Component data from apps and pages
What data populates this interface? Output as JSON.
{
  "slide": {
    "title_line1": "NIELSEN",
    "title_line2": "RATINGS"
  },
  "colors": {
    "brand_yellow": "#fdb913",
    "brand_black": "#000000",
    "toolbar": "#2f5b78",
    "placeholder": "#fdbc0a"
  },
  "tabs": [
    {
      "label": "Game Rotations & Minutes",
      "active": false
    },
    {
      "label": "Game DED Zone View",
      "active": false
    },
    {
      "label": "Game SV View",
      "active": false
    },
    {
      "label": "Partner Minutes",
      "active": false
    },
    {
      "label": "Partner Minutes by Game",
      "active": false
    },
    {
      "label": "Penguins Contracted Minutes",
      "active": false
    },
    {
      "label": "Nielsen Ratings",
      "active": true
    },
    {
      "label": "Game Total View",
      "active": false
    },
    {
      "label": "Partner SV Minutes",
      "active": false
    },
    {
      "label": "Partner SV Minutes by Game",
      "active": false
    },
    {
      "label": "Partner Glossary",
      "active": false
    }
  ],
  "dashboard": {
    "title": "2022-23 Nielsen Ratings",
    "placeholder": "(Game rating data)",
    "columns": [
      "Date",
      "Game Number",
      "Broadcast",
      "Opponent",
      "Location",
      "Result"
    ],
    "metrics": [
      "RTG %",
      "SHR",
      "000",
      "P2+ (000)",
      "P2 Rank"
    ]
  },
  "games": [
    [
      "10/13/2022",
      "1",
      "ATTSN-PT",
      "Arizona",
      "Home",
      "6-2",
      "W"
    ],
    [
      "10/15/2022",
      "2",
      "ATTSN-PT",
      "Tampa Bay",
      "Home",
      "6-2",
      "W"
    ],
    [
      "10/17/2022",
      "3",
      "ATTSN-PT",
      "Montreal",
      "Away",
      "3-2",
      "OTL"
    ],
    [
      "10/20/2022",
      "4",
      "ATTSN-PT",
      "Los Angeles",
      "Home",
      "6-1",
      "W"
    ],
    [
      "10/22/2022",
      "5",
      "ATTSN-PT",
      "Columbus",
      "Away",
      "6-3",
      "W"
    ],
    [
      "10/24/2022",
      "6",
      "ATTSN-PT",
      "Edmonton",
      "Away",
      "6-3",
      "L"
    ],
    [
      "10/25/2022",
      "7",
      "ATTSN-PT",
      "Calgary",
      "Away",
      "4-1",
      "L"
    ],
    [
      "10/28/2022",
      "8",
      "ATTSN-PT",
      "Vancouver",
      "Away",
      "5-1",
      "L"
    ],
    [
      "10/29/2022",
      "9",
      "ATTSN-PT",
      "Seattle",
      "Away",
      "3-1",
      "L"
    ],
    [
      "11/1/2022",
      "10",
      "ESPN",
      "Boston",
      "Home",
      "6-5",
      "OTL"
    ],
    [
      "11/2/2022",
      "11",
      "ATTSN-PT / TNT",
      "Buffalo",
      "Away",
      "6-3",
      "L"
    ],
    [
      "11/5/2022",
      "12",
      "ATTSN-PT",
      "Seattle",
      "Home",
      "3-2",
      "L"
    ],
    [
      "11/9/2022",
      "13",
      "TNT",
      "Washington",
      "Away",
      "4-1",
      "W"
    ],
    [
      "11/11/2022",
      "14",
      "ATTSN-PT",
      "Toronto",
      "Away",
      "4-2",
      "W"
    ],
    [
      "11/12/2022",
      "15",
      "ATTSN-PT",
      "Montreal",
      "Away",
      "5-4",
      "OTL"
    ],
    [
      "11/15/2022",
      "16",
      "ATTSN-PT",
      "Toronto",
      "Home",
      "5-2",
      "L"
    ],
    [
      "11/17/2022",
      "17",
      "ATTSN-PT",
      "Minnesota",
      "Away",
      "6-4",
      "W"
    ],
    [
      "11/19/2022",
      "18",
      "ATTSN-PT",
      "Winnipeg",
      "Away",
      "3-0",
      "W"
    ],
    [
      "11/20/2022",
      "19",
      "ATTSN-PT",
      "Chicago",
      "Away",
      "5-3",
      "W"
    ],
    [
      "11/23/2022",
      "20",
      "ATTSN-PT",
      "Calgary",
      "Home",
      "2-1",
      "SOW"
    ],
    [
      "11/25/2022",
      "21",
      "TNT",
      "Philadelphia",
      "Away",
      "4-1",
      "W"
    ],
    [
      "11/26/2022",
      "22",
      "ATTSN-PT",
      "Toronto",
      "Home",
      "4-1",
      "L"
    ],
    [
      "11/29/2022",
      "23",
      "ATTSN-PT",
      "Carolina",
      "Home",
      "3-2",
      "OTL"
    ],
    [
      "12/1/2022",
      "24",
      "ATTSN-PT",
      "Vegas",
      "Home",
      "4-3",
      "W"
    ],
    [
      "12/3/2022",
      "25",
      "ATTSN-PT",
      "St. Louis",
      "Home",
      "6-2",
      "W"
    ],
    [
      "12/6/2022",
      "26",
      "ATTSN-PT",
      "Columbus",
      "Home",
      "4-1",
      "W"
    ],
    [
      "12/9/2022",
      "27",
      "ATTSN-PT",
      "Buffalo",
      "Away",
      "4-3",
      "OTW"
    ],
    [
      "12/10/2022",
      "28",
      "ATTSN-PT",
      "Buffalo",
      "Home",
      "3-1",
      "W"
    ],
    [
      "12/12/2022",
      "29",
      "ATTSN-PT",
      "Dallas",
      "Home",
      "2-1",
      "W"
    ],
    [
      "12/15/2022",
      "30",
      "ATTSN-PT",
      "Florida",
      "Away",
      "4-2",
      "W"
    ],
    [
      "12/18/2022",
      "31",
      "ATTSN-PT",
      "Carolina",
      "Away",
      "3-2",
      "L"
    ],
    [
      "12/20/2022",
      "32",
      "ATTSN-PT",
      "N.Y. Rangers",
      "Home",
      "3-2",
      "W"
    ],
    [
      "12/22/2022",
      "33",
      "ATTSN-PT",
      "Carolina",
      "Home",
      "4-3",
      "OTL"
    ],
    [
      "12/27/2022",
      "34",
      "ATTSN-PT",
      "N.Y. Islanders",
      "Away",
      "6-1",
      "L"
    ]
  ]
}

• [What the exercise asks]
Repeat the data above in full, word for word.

• [Response box]
What data populates this interface? Output as JSON.
{
  "slide": {
    "title_line1": "NIELSEN",
    "title_line2": "RATINGS"
  },
  "colors": {
    "brand_yellow": "#fdb913",
    "brand_black": "#000000",
    "toolbar": "#2f5b78",
    "placeholder": "#fdbc0a"
  },
  "tabs": [
    {
      "label": "Game Rotations & Minutes",
      "active": false
    },
    {
      "label": "Game DED Zone View",
      "active": false
    },
    {
      "label": "Game SV View",
      "active": false
    },
    {
      "label": "Partner Minutes",
      "active": false
    },
    {
      "label": "Partner Minutes by Game",
      "active": false
    },
    {
      "label": "Penguins Contracted Minutes",
      "active": false
    },
    {
      "label": "Nielsen Ratings",
      "active": true
    },
    {
      "label": "Game Total View",
      "active": false
    },
    {
      "label": "Partner SV Minutes",
      "active": false
    },
    {
      "label": "Partner SV Minutes by Game",
      "active": false
    },
    {
      "label": "Partner Glossary",
      "active": false
    }
  ],
  "dashboard": {
    "title": "2022-23 Nielsen Ratings",
    "placeholder": "(Game rating data)",
    "columns": [
      "Date",
      "Game Number",
      "Broadcast",
      "Opponent",
      "Location",
      "Result"
    ],
    "metrics": [
      "RTG %",
      "SHR",
      "000",
      "P2+ (000)",
      "P2 Rank"
    ]
  },
  "games": [
    [
      "10/13/2022",
      "1",
      "ATTSN-PT",
      "Arizona",
      "Home",
      "6-2",
      "W"
    ],
    [
      "10/15/2022",
      "2",
      "ATTSN-PT",
      "Tampa Bay",
      "Home",
      "6-2",
      "W"
    ],
    [
      "10/17/2022",
      "3",
      "ATTSN-PT",
      "Montreal",
      "Away",
      "3-2",
      "OTL"
    ],
    [
      "10/20/2022",
      "4",
      "ATTSN-PT",
      "Los Angeles",
      "Home",
      "6-1",
      "W"
    ],
    [
      "10/22/2022",
      "5",
      "ATTSN-PT",
      "Columbus",
      "Away",
      "6-3",
      "W"
    ],
    [
      "10/24/2022",
      "6",
      "ATTSN-PT",
      "Edmonton",
      "Away",
      "6-3",
      "L"
    ],
    [
      "10/25/2022",
      "7",
      "ATTSN-PT",
      "Calgary",
      "Away",
      "4-1",
      "L"
    ],
    [
      "10/28/2022",
      "8",
      "ATTSN-PT",
      "Vancouver",
      "Away",
      "5-1",
      "L"
    ],
    [
      "10/29/2022",
      "9",
      "ATTSN-PT",
      "Seattle",
      "Away",
      "3-1",
      "L"
    ],
    [
      "11/1/2022",
      "10",
      "ESPN",
      "Boston",
      "Home",
      "6-5",
      "OTL"
    ],
    [
      "11/2/2022",
      "11",
      "ATTSN-PT / TNT",
      "Buffalo",
      "Away",
      "6-3",
      "L"
    ],
    [
      "11/5/2022",
      "12",
      "ATTSN-PT",
      "Seattle",
      "Home",
      "3-2",
      "L"
    ],
    [
      "11/9/2022",
      "13",
      "TNT",
      "Washington",
      "Away",
      "4-1",
      "W"
    ],
    [
      "11/11/2022",
      "14",
      "ATTSN-PT",
      "Toronto",
      "Away",
      "4-2",
      "W"
    ],
    [
      "11/12/2022",
      "15",
      "ATTSN-PT",
      "Montreal",
      "Away",
      "5-4",
      "OTL"
    ],
    [
      "11/15/2022",
      "16",
      "ATTSN-PT",
      "Toronto",
      "Home",
      "5-2",
      "L"
    ],
    [
      "11/17/2022",
      "17",
      "ATTSN-PT",
      "Minnesota",
      "Away",
      "6-4",
      "W"
    ],
    [
      "11/19/2022",
      "18",
      "ATTSN-PT",
      "Winnipeg",
      "Away",
      "3-0",
      "W"
    ],
    [
      "11/20/2022",
      "19",
      "ATTSN-PT",
      "Chicago",
      "Away",
      "5-3",
      "W"
    ],
    [
      "11/23/2022",
      "20",
      "ATTSN-PT",
      "Calgary",
      "Home",
      "2-1",
      "SOW"
    ],
    [
      "11/25/2022",
      "21",
      "TNT",
      "Philadelphia",
      "Away",
      "4-1",
      "W"
    ],
    [
      "11/26/2022",
      "22",
      "ATTSN-PT",
      "Toronto",
      "Home",
      "4-1",
      "L"
    ],
    [
      "11/29/2022",
      "23",
      "ATTSN-PT",
      "Carolina",
      "Home",
      "3-2",
      "OTL"
    ],
    [
      "12/1/2022",
      "24",
      "ATTSN-PT",
      "Vegas",
      "Home",
      "4-3",
      "W"
    ],
    [
      "12/3/2022",
      "25",
      "ATTSN-PT",
      "St. Louis",
      "Home",
      "6-2",
      "W"
    ],
    [
      "12/6/2022",
      "26",
      "ATTSN-PT",
      "Columbus",
      "Home",
      "4-1",
      "W"
    ],
    [
      "12/9/2022",
      "27",
      "ATTSN-PT",
      "Buffalo",
      "Away",
      "4-3",
      "OTW"
    ],
    [
      "12/10/2022",
      "28",
      "ATTSN-PT",
      "Buffalo",
      "Home",
      "3-1",
      "W"
    ],
    [
      "12/12/2022",
      "29",
      "ATTSN-PT",
      "Dallas",
      "Home",
      "2-1",
      "W"
    ],
    [
      "12/15/2022",
      "30",
      "ATTSN-PT",
      "Florida",
      "Away",
      "4-2",
      "W"
    ],
    [
      "12/18/2022",
      "31",
      "ATTSN-PT",
      "Carolina",
      "Away",
      "3-2",
      "L"
    ],
    [
      "12/20/2022",
      "32",
      "ATTSN-PT",
      "N.Y. Rangers",
      "Home",
      "3-2",
      "W"
    ],
    [
      "12/22/2022",
      "33",
      "ATTSN-PT",
      "Carolina",
      "Home",
      "4-3",
      "OTL"
    ],
    [
      "12/27/2022",
      "34",
      "ATTSN-PT",
      "N.Y. Islanders",
      "Away",
      "6-1",
      "L"
    ]
  ]
}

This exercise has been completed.